### [Work order]
Filter this listing down to the lines that contain the word "Formal", and copy them.

### [Provided records]
================================

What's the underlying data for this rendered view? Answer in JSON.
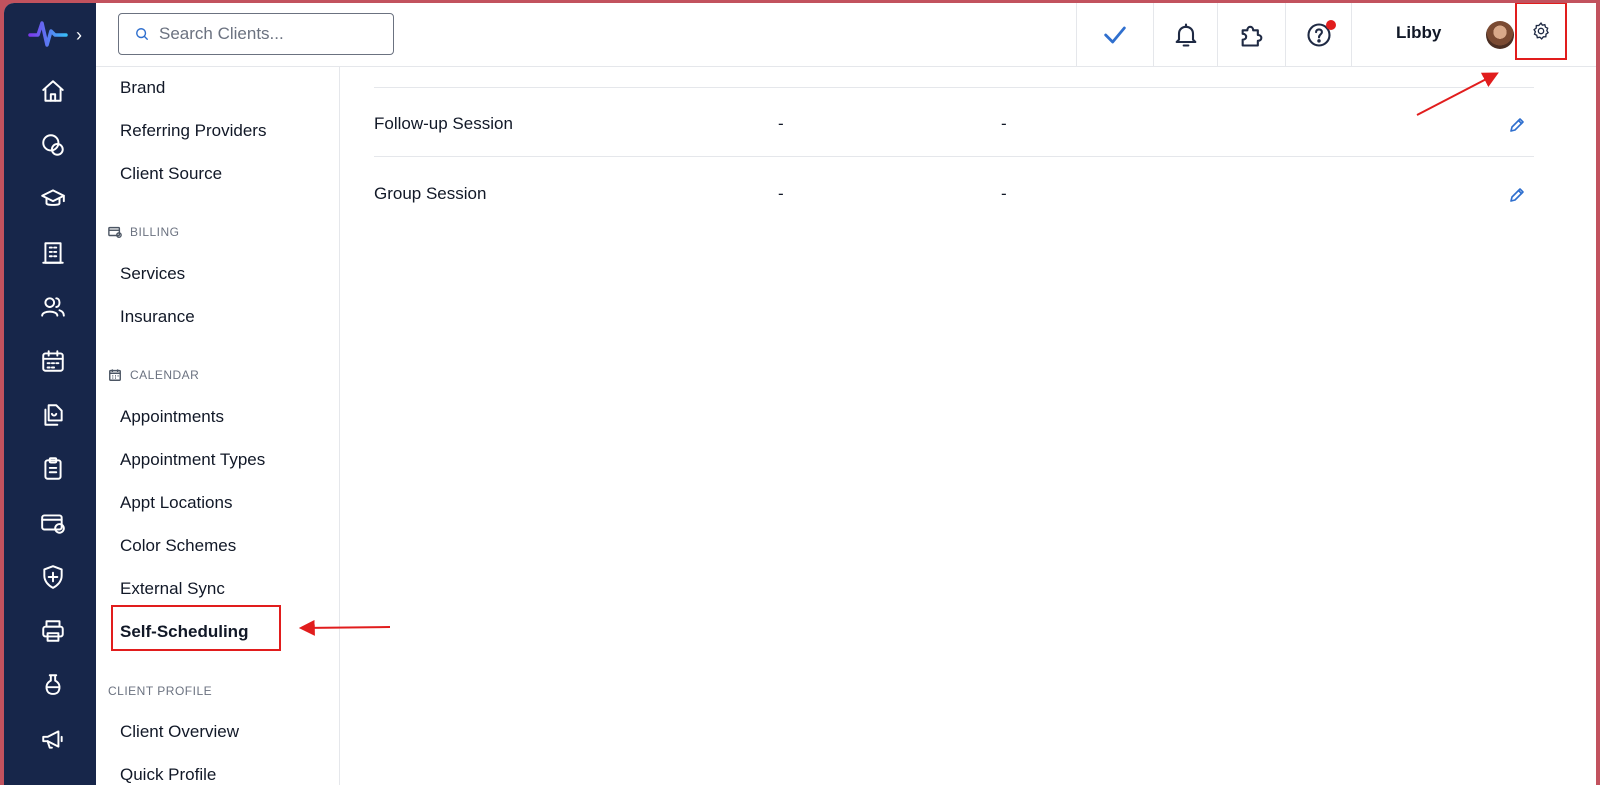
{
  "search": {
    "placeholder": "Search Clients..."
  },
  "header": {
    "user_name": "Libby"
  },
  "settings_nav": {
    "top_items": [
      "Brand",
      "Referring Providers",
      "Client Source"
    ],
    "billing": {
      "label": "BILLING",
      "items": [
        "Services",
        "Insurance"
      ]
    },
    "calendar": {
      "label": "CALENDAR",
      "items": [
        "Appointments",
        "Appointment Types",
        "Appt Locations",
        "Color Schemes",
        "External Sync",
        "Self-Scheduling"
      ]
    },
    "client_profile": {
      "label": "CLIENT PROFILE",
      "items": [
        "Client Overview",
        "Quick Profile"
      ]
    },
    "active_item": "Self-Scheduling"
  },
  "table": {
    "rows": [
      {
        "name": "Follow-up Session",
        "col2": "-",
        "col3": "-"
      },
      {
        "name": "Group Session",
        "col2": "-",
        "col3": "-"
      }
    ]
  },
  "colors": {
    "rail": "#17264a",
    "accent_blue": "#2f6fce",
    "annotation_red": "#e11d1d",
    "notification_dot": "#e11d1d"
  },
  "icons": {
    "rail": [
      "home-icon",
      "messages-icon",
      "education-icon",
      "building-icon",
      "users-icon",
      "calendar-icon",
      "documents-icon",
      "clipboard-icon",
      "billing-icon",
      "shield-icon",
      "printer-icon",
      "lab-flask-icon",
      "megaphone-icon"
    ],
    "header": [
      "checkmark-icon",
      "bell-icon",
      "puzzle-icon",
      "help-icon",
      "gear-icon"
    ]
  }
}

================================

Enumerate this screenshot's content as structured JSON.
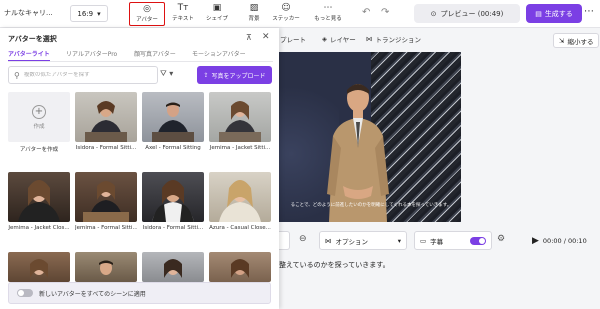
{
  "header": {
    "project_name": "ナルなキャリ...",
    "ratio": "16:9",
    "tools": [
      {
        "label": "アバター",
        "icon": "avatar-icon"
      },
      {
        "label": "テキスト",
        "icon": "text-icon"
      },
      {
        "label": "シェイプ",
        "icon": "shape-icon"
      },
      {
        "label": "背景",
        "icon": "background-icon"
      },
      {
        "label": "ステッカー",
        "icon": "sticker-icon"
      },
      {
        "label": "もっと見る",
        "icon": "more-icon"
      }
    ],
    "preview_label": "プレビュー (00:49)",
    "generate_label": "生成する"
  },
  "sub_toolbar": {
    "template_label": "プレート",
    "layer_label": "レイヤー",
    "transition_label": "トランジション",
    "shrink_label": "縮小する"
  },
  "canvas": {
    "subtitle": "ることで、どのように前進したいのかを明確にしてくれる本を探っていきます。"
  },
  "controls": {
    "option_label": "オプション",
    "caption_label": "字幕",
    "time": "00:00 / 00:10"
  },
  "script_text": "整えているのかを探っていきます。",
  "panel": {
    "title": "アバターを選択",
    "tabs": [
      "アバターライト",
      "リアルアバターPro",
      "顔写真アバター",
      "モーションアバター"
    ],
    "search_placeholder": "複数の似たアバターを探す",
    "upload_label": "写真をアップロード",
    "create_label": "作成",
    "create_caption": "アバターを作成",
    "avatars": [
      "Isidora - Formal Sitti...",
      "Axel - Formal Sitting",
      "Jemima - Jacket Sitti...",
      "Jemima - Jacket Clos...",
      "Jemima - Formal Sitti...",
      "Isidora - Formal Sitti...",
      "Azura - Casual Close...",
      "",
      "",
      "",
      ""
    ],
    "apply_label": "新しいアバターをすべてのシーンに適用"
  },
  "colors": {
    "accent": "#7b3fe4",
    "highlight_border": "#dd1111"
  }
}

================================

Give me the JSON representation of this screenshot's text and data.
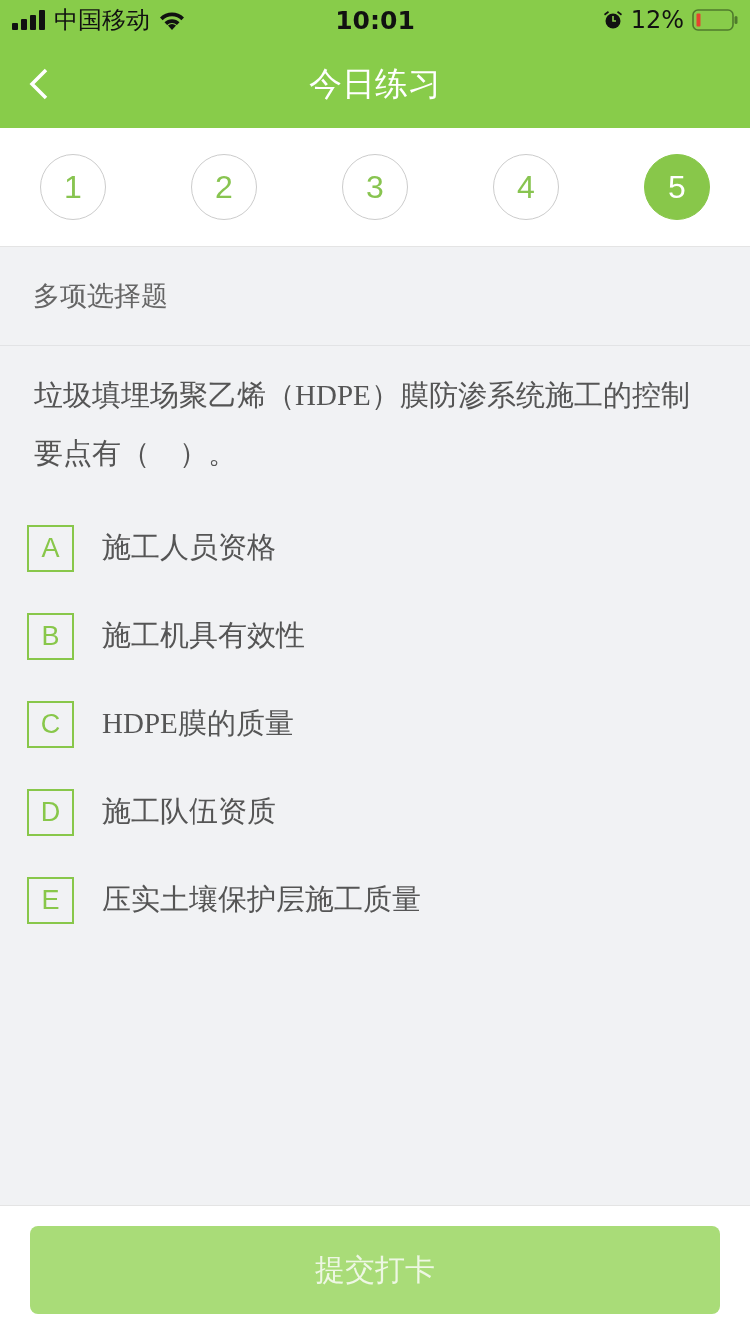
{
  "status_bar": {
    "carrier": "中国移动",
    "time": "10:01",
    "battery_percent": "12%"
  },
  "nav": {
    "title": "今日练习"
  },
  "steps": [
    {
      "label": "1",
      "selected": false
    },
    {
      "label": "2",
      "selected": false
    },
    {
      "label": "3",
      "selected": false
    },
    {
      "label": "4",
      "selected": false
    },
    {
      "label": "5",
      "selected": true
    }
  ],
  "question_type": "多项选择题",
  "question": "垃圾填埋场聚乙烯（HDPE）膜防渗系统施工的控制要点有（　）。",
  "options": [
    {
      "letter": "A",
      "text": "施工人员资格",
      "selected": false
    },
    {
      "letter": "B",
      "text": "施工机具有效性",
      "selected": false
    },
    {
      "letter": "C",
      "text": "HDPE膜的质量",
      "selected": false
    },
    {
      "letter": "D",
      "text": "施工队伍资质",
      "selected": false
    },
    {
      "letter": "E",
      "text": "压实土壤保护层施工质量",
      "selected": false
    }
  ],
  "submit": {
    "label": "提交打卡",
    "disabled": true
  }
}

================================

### [Response below]
      "Isidora - Formal Sitti...",
      "Axel - Formal Sitting",
      "Jemima - Formal Sitti...",
      "Isidora - Formal Sitti...",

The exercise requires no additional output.